Electric Shower Head Teardown Makes Us Wince

We have bought some really amazing stuff from the Chinese online shops. We’ve also bought stuff that was… less than satisfactory, let’s say. At the prices you pay, you usually just chalk up the bad stuff as a cost of doing business. But [DiodeGoneWild] has a teardown of something that could be very dangerous if it wasn’t up to snuff: an electrically heated shower head. He says they are common in Latin America and have the nickname “suicide showers.”

We’ve seen the cute showerheads that change color, but those take batteries. What we are talking about here connects to the 220V main and draws 30A to instantly heat your shower water. Environmentally, that’s great since you don’t have a tank of water you keep heating and reheating just in case you need hot water. But you wouldn’t throw an AC radio in the tub, so you have to wonder just how safely this thing’s built. Well, you don’t have to wonder, because the videos below are going to show us.

Continue reading “Electric Shower Head Teardown Makes Us Wince”

We Have a Problem: Shower Feedback Loop

Hackaday, we have a problem. Clean water is precious and we want to come up with some ideas to help conserve it. Today’s topic is water wasted while showering. Let’s kick around some ideas and prompt some new builds for The Hackaday Prize.

We’ve all done it; your mind wanders and before you know it you’ve been standing in the shower for far too long. How much water have you wasted? Who know’s, there’s no feedback loop in the shower. But we think adding a little bit of feedback is a fantastic avenue to help combat wasteful habits.

Color Changing Showerheads

shower-feedback-color-idea

What if the showerhead changed colors based on how much water had flowed through it? We’ve already seen consumer showerheads that have the LEDs inside of them, and flow meters are readily available. Start your shower off in the green, as you lather up the suds it moves through blue, purple, orange, red, and finally to flashing red. It doesn’t have to be annoying, but just enough to help quantify how much is pouring down the drain.

Shower Beats

We were big fans of the game SSX Tricky back in the day. The better you were at tricks, the better the music was. If you crashed hard, you’d be listening to nothing more than hi-hat and subdued bass. Apply this to shower time. What if that flow meter you installed on your shower head was connected to a shower radio? Start it off with the best music in the world and progress to the lamest as you run the reservoir dry (ymmv on these selections of course).

Now You Try

If you shave off 5 seconds from your shower it will have a tiny impact in your household. But imagine the aggregate of every household in the world doing so.

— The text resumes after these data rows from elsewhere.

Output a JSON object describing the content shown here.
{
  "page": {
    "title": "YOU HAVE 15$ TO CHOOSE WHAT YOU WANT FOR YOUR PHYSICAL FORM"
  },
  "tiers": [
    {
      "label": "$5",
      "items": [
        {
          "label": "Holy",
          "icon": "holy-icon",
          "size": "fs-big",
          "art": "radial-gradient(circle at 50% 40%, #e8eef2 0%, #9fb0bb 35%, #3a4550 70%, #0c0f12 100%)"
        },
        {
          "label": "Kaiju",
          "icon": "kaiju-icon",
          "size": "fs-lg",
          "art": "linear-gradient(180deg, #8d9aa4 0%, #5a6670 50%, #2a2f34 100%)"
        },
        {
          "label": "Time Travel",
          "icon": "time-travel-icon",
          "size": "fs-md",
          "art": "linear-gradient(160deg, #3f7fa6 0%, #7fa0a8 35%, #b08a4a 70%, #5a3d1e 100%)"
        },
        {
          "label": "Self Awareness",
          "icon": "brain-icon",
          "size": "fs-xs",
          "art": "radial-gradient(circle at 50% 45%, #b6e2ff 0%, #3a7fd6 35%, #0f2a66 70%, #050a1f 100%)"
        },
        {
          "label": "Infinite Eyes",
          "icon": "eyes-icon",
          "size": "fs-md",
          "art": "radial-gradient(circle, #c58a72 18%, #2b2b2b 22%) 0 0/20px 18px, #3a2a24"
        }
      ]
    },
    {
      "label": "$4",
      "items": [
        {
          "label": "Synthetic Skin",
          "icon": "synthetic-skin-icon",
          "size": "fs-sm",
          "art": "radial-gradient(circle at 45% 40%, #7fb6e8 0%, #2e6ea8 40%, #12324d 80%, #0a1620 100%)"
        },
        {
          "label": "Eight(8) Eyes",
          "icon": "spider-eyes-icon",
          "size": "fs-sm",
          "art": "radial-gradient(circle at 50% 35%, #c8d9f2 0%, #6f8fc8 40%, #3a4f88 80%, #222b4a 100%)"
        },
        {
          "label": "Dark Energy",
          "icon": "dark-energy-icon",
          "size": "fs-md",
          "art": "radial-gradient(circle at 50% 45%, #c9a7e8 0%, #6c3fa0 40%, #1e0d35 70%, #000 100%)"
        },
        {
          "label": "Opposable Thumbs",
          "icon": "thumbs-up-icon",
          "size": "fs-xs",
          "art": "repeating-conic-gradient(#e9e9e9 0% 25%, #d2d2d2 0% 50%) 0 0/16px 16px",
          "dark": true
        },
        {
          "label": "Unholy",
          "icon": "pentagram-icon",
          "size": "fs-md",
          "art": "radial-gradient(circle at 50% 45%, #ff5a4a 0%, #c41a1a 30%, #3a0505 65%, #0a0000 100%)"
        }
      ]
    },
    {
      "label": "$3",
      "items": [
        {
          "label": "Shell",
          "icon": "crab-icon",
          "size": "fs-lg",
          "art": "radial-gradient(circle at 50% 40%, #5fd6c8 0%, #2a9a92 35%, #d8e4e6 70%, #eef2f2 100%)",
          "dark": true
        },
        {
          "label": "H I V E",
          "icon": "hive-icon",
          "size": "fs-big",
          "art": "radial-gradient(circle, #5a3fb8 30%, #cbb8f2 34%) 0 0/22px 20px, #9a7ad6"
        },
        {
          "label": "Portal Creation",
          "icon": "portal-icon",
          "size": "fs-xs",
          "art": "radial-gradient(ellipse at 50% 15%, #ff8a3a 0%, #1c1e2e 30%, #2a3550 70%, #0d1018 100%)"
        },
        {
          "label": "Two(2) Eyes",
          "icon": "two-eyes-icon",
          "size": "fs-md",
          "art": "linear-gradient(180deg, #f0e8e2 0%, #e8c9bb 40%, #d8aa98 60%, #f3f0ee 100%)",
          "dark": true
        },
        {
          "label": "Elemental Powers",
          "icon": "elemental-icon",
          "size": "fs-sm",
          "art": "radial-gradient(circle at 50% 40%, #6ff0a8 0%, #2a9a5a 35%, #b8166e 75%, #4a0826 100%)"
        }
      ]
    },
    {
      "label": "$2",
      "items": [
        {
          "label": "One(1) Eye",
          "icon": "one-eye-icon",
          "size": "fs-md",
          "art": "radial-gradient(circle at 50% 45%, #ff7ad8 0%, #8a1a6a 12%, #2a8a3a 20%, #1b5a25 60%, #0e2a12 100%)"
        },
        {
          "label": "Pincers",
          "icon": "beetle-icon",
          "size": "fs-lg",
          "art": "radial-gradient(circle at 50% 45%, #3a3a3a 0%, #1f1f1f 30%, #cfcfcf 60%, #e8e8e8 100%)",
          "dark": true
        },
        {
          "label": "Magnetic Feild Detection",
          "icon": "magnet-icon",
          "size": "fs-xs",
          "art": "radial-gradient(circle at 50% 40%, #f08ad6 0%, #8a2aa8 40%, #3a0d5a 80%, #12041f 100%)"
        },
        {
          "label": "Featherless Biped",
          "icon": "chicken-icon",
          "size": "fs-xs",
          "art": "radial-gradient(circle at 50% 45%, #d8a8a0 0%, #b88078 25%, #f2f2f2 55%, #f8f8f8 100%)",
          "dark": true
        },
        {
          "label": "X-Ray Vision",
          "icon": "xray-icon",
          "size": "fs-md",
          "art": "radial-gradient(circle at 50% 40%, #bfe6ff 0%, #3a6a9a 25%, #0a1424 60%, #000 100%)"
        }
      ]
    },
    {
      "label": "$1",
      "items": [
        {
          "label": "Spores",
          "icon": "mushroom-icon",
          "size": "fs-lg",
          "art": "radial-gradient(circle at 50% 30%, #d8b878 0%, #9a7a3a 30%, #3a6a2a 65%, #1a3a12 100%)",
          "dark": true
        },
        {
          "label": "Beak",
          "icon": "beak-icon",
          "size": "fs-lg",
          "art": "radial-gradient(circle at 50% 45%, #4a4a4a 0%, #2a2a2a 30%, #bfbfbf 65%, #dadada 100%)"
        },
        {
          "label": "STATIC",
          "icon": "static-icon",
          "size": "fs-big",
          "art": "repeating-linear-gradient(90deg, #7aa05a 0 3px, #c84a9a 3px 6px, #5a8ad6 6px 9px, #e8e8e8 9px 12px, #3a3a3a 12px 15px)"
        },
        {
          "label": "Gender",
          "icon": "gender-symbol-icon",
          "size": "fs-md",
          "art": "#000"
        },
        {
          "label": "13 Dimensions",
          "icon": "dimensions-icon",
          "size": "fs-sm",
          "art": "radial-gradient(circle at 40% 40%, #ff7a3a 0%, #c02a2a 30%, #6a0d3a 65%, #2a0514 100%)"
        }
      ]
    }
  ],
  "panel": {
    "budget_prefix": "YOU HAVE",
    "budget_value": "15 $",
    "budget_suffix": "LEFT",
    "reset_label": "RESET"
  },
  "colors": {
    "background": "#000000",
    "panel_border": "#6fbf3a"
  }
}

This is part of what the 2015 Hackaday Prize is all about. Get the idea machine rolling. Tell us your riff on the shower feedback loop in the comments below. Put up a new project on Hackaday.io, write down an idea, and tag it “2015HackadayPrize”. We’re on the lookout for the best seed ideas and will be giving away shirts and stickers to the ones that show real promise. We’ll be featuring some of these in future installments of “Hackaday, We Have Problem” and if we choose yours it’ll land you with some swag of your own.


The 2015 Hackaday Prize is sponsored by:

Solar Water Heater

[Jake] built himself a solar water heater. The system has an 82 gallon insulated water tank and uses a solar collection grid made of PVC pipe. As the water heats, it rises to the top of the collector and runs into the tank while pulling colder water from the bottom of the tank back into the collector.

A sunny day yields temperatures around 130 degrees Fahrenheit. On a cloudy day the water can still be heated to about 90 Fahrenheit. This is about 19 degrees cooler that one might desire but the difference is made up by an electric shower head that heats as the water comes out. [Jake’s] system, seen in the video after the break, allows him to forgo the use of electricity on sunny days, and reduce its use by around half on cloudy days. Continue reading “Solar Water Heater”